And it's inconceivable to me that the World Trade Organization -- which I supported bringing into being, which I have labored to protect and expand -- but they're going to have to open their proceedings. They can't continue -- the WTO cannot continue to be the private preserve of politicians and CEOs -- in other words, people like those of us in this room. (Laughter.) It's not just us. We're fooling with people's lives out there with these decisions, and, you know, sooner or later, you keep making enough decisions that affect someone else, and you're going to listen to them one way or the other.

So while I think that that is a poor excuse, all these things, to vote against this bill, and we must never be in the position of making the perfect the enemy of the good, we should remember that for another decade America will have to be about the business of putting a human face on the global economy -- of trying to make it advance our values as well as our pocketbooks.

And when I think of those big questions, and I think about the handful of people that I know in this town that I feel most comfortable making those decisions, she's one of them. (Applause.) And I also like to make her blush. (Laughter.)

And this is the last thing I want to say to you. This is -- you know, on the one hand, I hope the American people will be more relaxed about this election than sometimes I fear they are when you see all these hysterical ads -- and some of the things that happened, particularly in the other party's primary, just sent me around the bend. (Laughter.) But I hope they will also be more serious.

I mean, I'd like to see -- you know, Governor Bush made a serious proposal today about what he thought ought to be done on missile defense and other stuff. And Al Gore's got a serious proposal. How will the American people that don't think about this all the time know what to do unless they get together and discuss it? They made different proposals on Social Security and Medicare. They ought to get together and talk about it.

But the thing I want to say to you is, in addition to being here for Ellen -- because a lot of you come from other parts of the country -- you need to make sure that everybody you talk to understands that the consequences of this election are just as significant as they were in '92, when the country was in the doldrums, or in '96, when they had to decide whether to ratify the direction we were taking.

And sometimes it is a sterner test of character to make the far-sighted decision when times are good than when they're bad. When times are bad, you don't have to be a genius to know you've got to do something different. (Laughter.) You don't have to be smart as a tree full of owls to know that you've got to figure out what in the world you're going to do, and go forward. (Laughter.)

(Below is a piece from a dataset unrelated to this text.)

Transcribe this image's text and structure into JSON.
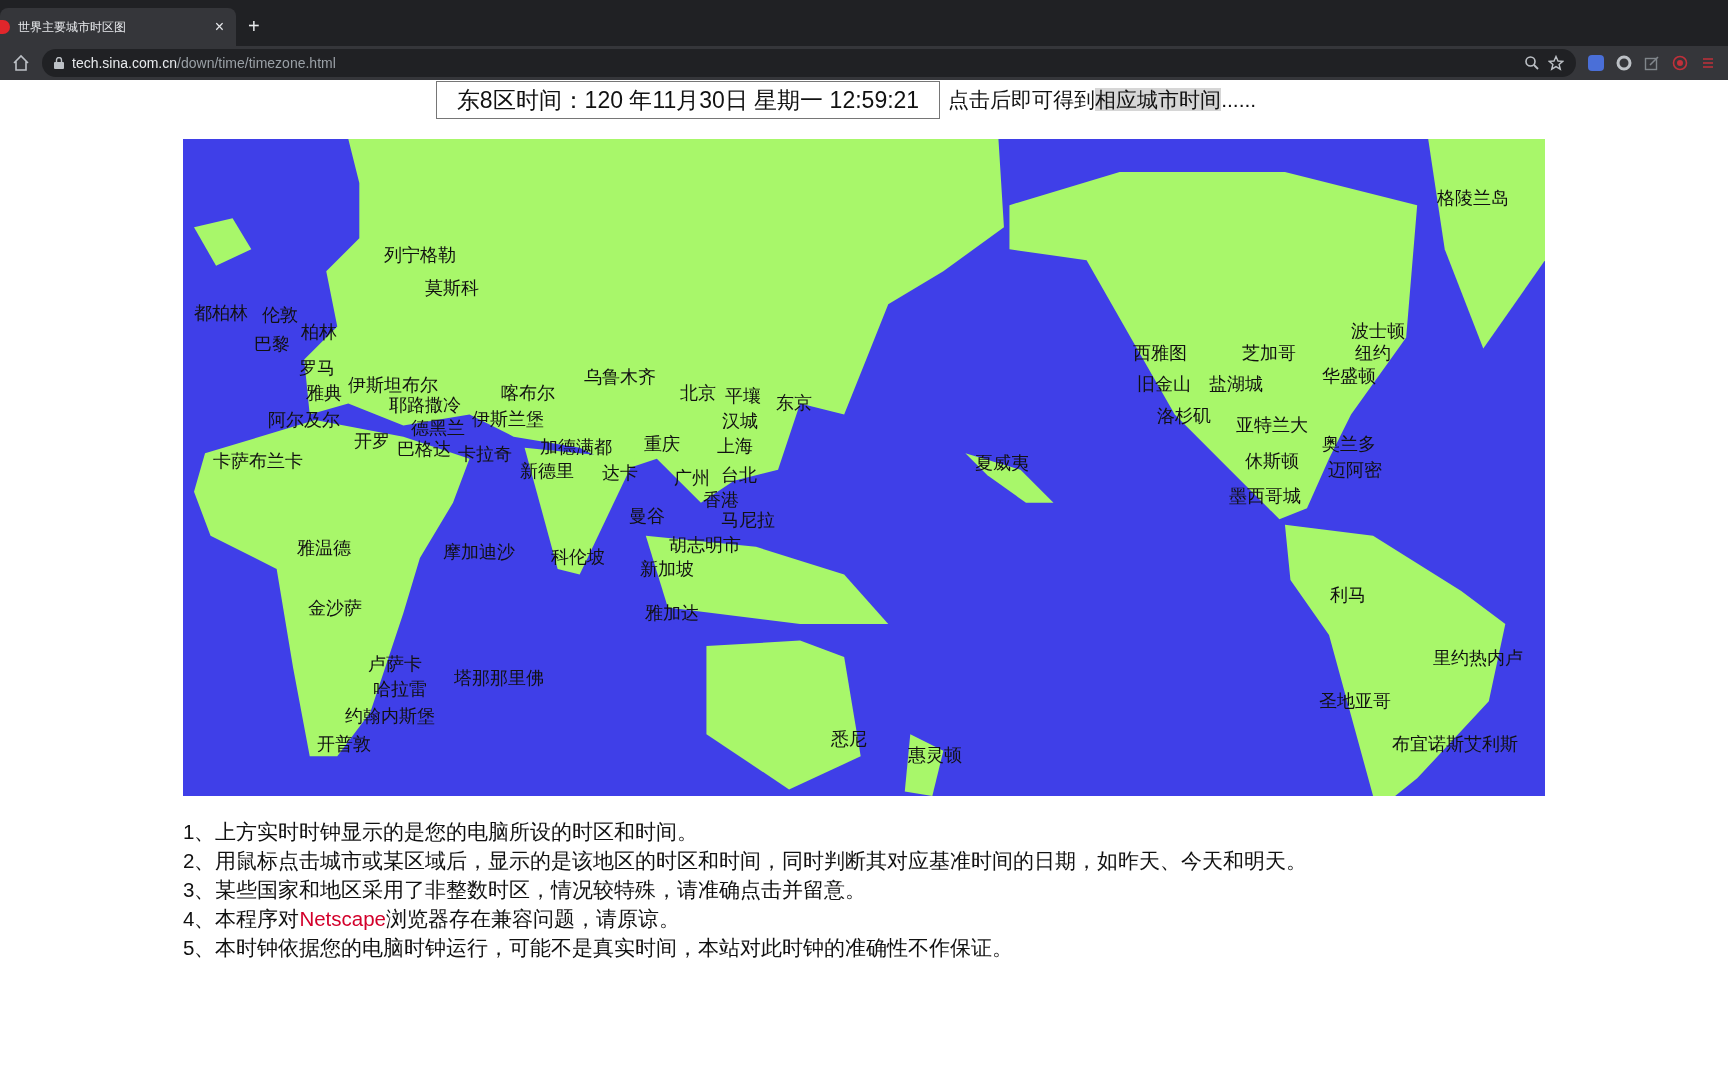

When times are good, you know, people just sort of drift off and say, well, that sounds nice and that sounds nice, or maybe I'll stay home and do something else. I'm telling you, this is a big deal.

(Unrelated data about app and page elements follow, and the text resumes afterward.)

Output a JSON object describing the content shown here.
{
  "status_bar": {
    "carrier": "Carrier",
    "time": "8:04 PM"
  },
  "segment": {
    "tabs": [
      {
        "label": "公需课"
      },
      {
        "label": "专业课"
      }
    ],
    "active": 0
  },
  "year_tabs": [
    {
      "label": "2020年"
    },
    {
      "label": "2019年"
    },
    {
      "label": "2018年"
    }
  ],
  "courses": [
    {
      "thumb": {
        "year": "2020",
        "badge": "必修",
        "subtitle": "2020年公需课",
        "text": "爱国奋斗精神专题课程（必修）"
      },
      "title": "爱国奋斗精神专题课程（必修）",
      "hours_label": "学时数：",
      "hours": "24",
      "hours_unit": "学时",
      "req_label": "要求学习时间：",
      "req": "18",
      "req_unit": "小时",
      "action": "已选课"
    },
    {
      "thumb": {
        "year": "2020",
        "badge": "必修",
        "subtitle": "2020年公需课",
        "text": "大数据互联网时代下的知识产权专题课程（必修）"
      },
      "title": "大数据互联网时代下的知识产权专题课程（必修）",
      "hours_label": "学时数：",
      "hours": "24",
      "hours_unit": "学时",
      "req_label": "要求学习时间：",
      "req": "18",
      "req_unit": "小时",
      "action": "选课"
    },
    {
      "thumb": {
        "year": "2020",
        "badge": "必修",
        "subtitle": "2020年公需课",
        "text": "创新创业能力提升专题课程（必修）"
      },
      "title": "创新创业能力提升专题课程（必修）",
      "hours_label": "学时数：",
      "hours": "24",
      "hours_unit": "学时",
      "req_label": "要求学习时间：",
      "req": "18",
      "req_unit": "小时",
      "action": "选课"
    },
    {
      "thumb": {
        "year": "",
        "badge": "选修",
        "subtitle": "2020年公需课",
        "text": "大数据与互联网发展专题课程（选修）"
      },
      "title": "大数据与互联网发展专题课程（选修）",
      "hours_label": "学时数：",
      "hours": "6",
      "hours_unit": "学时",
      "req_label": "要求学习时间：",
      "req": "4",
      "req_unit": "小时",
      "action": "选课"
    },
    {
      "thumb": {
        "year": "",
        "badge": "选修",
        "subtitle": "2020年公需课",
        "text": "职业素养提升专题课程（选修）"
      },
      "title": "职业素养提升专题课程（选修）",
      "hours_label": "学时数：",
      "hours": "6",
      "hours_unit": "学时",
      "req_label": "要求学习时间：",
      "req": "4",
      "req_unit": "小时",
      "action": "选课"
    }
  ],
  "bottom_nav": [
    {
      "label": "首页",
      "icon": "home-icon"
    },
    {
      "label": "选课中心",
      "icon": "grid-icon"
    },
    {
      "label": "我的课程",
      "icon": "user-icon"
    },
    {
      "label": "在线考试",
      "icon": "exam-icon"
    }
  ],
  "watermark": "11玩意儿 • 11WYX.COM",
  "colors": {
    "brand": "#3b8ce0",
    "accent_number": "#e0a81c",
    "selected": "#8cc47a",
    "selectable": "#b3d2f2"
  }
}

Once in a lifetime, a country finds itself in the position we're in now. And I do want you to be relaxed and have a good time, but you've got to understand, if we squander this opportunity, you have no earthly idea how long America will have to wait for it to come back around again. No earthly idea how long you'll have to wait for members of Congress like Ellen and Steny and Karen and Cal to be able to go there and debate how to build the future of our dreams for our children, instead of how to throw the water out of a leaking, sinking boat.

And there's not a soul here over 30 years old that can't cite one time in your life when you have made a serious personal or professional mistake, not because things were so terrible, but because things were so good you thought there were no consequences to breaking your concentration.

So that's the other thing I want to say. Every day between now and November, if you talk to somebody about anything like this, you remind them: this is a big deal. This is not just the first election of the millennium in calendar terms. It is the first election in psychological and political terms as well.

We have not been in this shape in my lifetime. We may not get here again, and we'd better make the most of it. Your being here for her shows that you've got a big head start on that.

Thank you. (Applause.)

END 8:31 P.M. EDT